TASK REQUIREMENTS -> A precise reproduction of every record below is needed, minus the pictures.

Dataset rows describing interfaces
----------------

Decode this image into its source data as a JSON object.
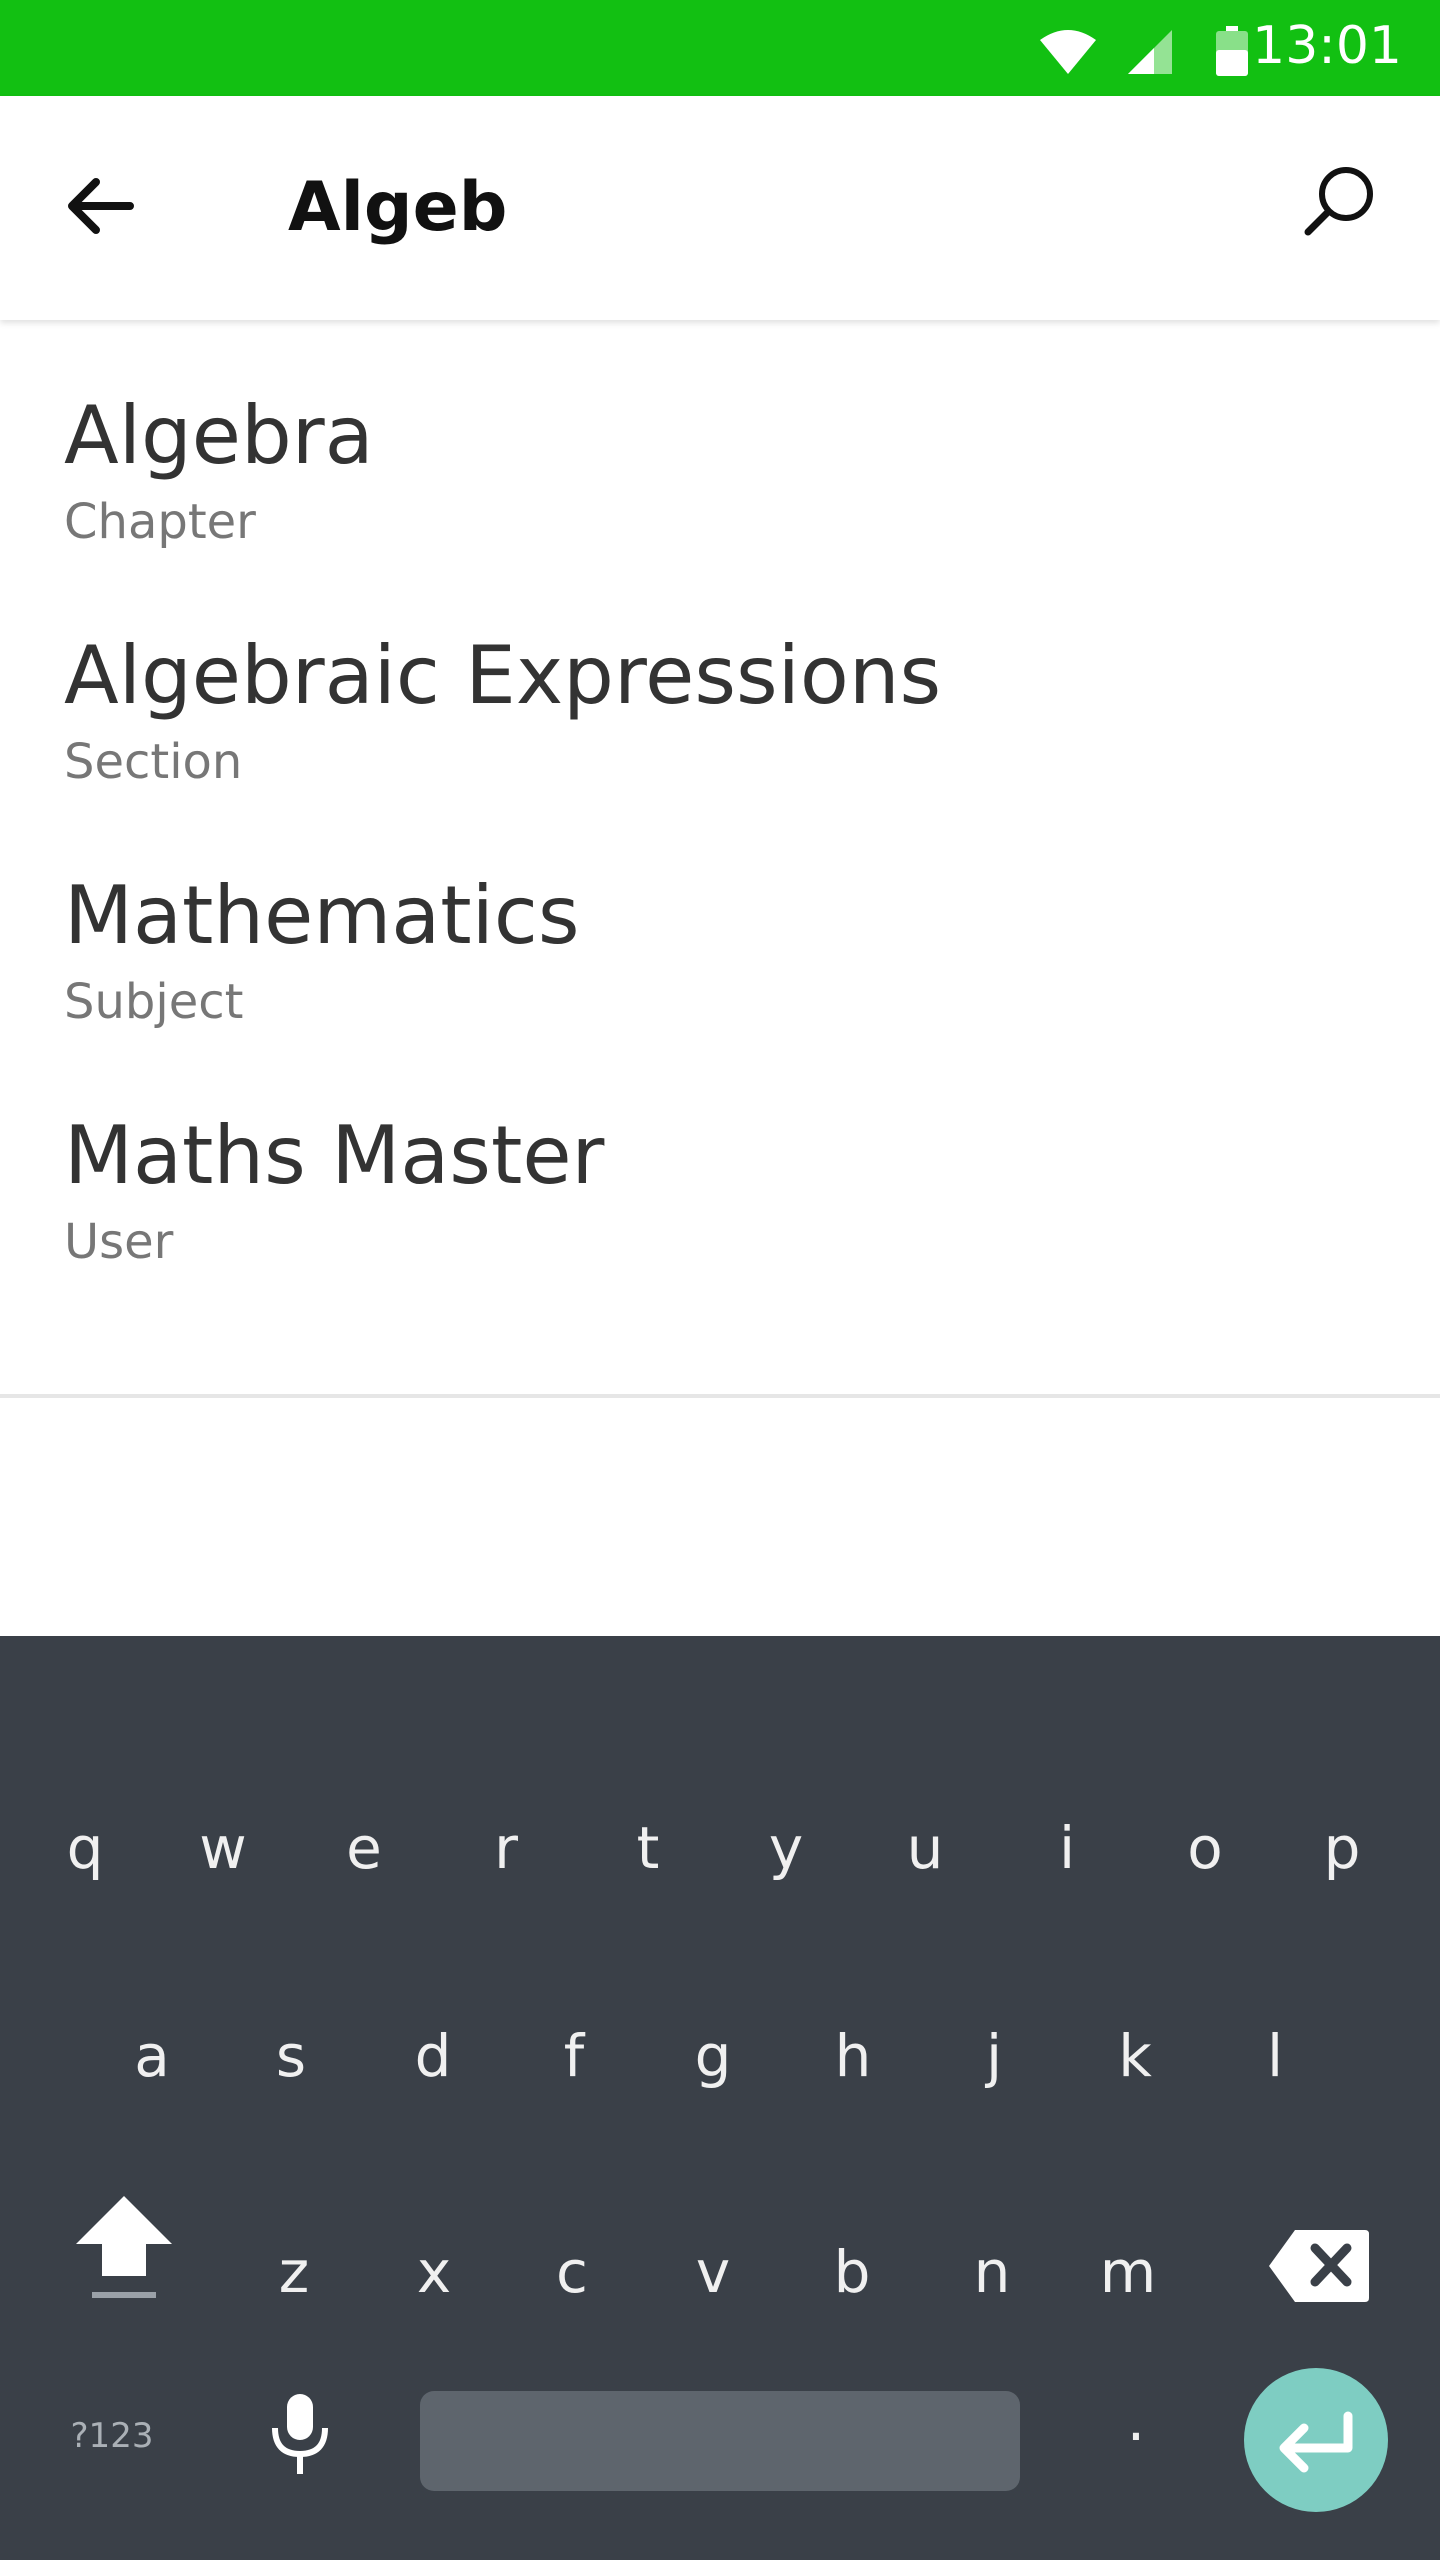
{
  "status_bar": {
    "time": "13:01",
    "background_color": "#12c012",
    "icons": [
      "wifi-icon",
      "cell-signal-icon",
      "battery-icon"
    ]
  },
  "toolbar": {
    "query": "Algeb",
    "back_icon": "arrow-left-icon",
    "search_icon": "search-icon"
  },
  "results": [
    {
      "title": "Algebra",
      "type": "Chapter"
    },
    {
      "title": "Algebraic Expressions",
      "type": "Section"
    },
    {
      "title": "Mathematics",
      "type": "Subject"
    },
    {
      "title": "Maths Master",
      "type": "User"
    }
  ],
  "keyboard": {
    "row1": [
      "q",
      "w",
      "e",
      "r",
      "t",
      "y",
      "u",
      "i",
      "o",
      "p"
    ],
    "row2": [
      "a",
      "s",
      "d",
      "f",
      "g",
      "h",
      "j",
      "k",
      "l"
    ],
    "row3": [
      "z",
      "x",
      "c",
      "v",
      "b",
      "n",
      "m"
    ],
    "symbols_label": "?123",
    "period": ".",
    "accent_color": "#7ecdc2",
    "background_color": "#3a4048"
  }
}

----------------

EXERCISE RESULT ->
Decode this image into its source data as a JSON object.
{
  "status_bar": {
    "time": "13:01",
    "background_color": "#12c012",
    "icons": [
      "wifi-icon",
      "cell-signal-icon",
      "battery-icon"
    ]
  },
  "toolbar": {
    "query": "Algeb",
    "back_icon": "arrow-left-icon",
    "search_icon": "search-icon"
  },
  "results": [
    {
      "title": "Algebra",
      "type": "Chapter"
    },
    {
      "title": "Algebraic Expressions",
      "type": "Section"
    },
    {
      "title": "Mathematics",
      "type": "Subject"
    },
    {
      "title": "Maths Master",
      "type": "User"
    }
  ],
  "keyboard": {
    "row1": [
      "q",
      "w",
      "e",
      "r",
      "t",
      "y",
      "u",
      "i",
      "o",
      "p"
    ],
    "row2": [
      "a",
      "s",
      "d",
      "f",
      "g",
      "h",
      "j",
      "k",
      "l"
    ],
    "row3": [
      "z",
      "x",
      "c",
      "v",
      "b",
      "n",
      "m"
    ],
    "symbols_label": "?123",
    "period": ".",
    "accent_color": "#7ecdc2",
    "background_color": "#3a4048"
  }
}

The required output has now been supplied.